What is safe sleeping?
It’s important that your baby sleeps as safely as possible to reduce the risk of sudden infant death syndrome (SIDS).
Your health visitor will discuss safe sleeping at your new birth visit, but here are some simple steps you can take to ensure your baby is sleeping safely at all times, not just at night.
- Always place your baby on their back to sleep
- Don’t let your baby get too hot or cold while sleeping
- Sheets and blankets (not above shoulder height) should be firmly tucked in. A baby sleeping bag is a good alternative
- Avoid using soft or bulky bedding such as quilts, pillows and duvets
- No hats or gloves when sleeping
- Never sleep on a sofa or in an armchair with your baby
- Don’t sleep in the same bed as your baby if you smoke, drink or take drugs or if your baby was born prematurely or was of low birth weight.
Lullaby trust leaflet on safe sleeping
Safer Sleep for babies: a Guide for Parents
This leaflet provides parents with all the advice on safer sleep and reducing the risk of sudden infant death.
Plus, follow this text free video with safe sleeping advice for the first year.
If you want advice on the safety of new products contact lullaby trust.
Sleep and what to expect
Normal sleep patterns for your baby or child
|Age||Daytime sleeps hours||Night time sleep hours|
When babies are born they are unable to tell the difference from day and night, but by 6-8 weeks they are starting to learn this. At around 3 months your baby will pick up on routines, so this is a great time to introduce a bedtime routine!
Initially your baby will wake when they are hungry and fall asleep during or soon after a feed. Your baby will also have growth spurts at 6-8 weeks and around 12 weeks; this will mean your baby will wake more often for feeds, to meet their growth needs. If you are breastfeeding, this frequent feeding is changing your milk to meet your baby’s next developmental need.

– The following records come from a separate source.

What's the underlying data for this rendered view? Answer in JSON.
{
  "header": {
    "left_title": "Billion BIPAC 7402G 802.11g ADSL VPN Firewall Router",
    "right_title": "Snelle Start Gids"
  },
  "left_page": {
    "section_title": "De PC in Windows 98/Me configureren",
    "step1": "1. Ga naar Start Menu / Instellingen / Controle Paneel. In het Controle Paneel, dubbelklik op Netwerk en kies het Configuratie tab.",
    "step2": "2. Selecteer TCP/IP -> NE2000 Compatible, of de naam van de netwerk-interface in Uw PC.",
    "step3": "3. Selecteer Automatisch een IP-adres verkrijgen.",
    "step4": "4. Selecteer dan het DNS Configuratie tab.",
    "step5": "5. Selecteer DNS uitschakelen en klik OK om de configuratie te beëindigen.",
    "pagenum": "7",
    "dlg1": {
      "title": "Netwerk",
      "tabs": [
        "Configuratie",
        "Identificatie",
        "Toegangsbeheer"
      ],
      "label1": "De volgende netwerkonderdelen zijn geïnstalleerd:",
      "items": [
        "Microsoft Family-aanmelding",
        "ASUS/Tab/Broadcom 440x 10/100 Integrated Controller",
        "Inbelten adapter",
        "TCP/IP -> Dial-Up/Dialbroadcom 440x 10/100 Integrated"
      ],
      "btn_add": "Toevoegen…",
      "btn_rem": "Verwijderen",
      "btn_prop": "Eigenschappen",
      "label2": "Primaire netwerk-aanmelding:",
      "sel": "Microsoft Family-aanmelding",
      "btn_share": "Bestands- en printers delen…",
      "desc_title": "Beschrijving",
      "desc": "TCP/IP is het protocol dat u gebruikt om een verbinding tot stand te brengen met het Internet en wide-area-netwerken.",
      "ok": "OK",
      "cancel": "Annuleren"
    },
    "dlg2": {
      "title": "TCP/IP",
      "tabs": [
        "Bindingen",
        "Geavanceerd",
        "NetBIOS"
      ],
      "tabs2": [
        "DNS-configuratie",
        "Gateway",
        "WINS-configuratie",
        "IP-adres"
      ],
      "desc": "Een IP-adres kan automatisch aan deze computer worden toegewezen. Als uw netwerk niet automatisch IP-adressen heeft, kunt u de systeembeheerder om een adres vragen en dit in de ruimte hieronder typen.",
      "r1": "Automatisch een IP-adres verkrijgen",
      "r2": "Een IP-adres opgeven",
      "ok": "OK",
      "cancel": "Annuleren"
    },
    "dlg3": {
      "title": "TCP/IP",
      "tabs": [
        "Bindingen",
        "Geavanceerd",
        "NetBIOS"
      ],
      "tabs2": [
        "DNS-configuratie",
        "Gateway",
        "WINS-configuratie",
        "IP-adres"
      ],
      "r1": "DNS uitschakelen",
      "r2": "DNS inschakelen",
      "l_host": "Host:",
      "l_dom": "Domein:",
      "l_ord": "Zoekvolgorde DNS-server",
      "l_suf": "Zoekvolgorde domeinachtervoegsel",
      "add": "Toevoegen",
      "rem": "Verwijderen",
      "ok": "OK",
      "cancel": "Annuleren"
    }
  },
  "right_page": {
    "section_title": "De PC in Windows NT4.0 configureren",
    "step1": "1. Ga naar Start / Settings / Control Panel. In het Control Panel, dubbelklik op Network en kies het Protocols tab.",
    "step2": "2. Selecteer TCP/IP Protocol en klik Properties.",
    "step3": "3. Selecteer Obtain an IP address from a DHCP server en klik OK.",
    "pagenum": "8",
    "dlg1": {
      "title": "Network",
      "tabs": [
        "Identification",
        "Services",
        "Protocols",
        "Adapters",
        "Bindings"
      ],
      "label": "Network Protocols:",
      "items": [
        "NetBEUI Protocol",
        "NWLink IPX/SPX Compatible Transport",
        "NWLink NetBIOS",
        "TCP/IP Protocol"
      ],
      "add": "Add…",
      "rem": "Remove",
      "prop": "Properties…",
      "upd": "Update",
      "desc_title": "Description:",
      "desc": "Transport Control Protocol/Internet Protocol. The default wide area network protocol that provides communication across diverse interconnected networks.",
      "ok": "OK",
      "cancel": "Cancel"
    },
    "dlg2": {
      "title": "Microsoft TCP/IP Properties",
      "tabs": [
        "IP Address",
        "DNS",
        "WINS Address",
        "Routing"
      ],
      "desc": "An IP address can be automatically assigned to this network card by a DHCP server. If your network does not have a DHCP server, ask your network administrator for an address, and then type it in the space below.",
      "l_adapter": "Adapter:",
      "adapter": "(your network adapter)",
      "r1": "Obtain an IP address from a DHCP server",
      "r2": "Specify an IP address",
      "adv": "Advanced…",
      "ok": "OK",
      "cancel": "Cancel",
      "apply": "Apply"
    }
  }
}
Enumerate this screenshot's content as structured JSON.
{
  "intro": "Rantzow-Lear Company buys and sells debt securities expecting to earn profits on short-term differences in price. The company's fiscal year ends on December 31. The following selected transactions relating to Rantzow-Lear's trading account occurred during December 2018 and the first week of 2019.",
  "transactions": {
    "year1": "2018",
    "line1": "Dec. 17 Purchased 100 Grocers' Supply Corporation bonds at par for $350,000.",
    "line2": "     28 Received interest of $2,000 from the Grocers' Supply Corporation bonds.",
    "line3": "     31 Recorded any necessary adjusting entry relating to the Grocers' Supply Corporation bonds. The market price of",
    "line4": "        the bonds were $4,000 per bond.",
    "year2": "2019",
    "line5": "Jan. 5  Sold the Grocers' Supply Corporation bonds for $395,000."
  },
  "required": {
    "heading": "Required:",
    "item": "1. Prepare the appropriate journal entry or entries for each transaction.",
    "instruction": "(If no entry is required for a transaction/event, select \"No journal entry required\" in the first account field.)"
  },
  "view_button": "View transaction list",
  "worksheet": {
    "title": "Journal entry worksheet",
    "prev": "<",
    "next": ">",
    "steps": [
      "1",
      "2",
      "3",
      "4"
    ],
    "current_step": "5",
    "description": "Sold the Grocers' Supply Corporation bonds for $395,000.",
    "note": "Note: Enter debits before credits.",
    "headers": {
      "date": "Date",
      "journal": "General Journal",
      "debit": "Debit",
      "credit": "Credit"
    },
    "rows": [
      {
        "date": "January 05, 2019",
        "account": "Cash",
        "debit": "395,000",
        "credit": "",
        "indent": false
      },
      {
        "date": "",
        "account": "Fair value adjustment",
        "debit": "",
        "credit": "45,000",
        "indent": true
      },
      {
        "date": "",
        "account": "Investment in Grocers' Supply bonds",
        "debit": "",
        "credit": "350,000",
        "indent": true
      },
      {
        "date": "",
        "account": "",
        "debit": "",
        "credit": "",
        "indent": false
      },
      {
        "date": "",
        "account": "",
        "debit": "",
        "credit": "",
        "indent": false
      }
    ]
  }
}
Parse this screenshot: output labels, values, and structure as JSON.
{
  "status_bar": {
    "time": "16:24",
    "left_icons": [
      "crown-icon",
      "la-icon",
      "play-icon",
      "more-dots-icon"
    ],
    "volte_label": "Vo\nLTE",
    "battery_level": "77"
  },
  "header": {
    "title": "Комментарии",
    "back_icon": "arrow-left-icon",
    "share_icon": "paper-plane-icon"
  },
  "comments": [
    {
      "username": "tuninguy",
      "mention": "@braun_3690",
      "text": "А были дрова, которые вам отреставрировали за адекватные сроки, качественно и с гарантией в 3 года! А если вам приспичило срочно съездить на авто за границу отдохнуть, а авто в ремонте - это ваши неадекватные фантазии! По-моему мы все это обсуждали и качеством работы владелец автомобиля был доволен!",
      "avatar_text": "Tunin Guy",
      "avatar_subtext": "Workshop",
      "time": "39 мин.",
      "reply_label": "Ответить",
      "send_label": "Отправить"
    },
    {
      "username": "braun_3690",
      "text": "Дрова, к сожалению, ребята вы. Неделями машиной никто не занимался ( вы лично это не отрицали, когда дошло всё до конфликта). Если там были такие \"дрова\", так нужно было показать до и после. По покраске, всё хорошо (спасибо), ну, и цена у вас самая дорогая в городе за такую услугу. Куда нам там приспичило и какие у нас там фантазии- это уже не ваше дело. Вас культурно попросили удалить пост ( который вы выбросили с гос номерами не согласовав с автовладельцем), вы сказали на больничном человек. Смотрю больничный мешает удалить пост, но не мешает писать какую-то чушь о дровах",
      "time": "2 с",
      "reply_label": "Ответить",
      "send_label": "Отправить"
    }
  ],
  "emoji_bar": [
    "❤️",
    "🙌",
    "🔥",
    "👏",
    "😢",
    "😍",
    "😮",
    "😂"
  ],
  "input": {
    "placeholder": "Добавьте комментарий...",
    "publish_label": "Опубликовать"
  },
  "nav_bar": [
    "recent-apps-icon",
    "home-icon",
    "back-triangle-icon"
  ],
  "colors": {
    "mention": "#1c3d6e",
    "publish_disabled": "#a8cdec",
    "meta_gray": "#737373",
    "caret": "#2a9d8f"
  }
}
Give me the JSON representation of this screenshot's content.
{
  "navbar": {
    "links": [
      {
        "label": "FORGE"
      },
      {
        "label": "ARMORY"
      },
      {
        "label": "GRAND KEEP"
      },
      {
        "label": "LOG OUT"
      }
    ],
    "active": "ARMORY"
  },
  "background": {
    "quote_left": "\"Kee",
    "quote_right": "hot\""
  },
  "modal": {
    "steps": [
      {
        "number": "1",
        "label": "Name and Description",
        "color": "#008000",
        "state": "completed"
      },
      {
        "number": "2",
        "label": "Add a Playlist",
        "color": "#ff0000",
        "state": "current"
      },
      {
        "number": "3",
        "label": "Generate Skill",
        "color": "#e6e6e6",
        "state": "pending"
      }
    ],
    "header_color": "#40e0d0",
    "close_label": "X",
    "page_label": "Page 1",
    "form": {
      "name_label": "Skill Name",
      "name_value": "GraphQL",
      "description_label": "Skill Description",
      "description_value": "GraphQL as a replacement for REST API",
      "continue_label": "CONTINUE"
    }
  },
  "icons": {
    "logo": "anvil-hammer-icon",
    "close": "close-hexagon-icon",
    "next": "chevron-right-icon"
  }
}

There are 5 main stages to sleep, from drowsiness to deep sleep. This full cycle in a new born baby is around 50-60 minutes; however from around 3 months old onwards this is around 90 minutes. Following successful weaning at 6 months onto solid foods, if you notice your child is waking every 90 minutes or so this may indicate an association with falling to sleep; this association is normally linked to what ever you do to get your child to sleep at bed time e.g. rocking to sleep. Sleep will be discussed with you at your child’s developmental review however if you need support earlier, call your health visiting team or attend one of our clinics; you will then be given advice and support. If this is not successful you may then be offered a referral to the health visitor led sleep clinic, which is held once a month.
The aim of a bedtime routine is to prepare your baby or child for sleeping.
This routine can be used from 3 months onwards. You can tailor it your family routines, however remember to keep it calm and relaxing.
If you live on a busy road, don’t worry, your baby or child is use to the noise
Bedroom temperature to be around 18⁰C
Have everything prepared for their bedtime e.g. bring milk to their room
Aim to keep the bedtime routine to around 30 minutes and should be a simple routine
Quiet play prior to starting the routine
- Bath for no more than 10 minutes
- If your baby or child has teeth, lift the lip and clean them
- Take your baby / child to the room they will sleep in, dim light room (try and not to leave this room with your baby / child as this can stimulate them)
- Story or lullaby
- Place in their cot to fall asleep
Please speak to your health visiting team for further advice and support around sleep routines.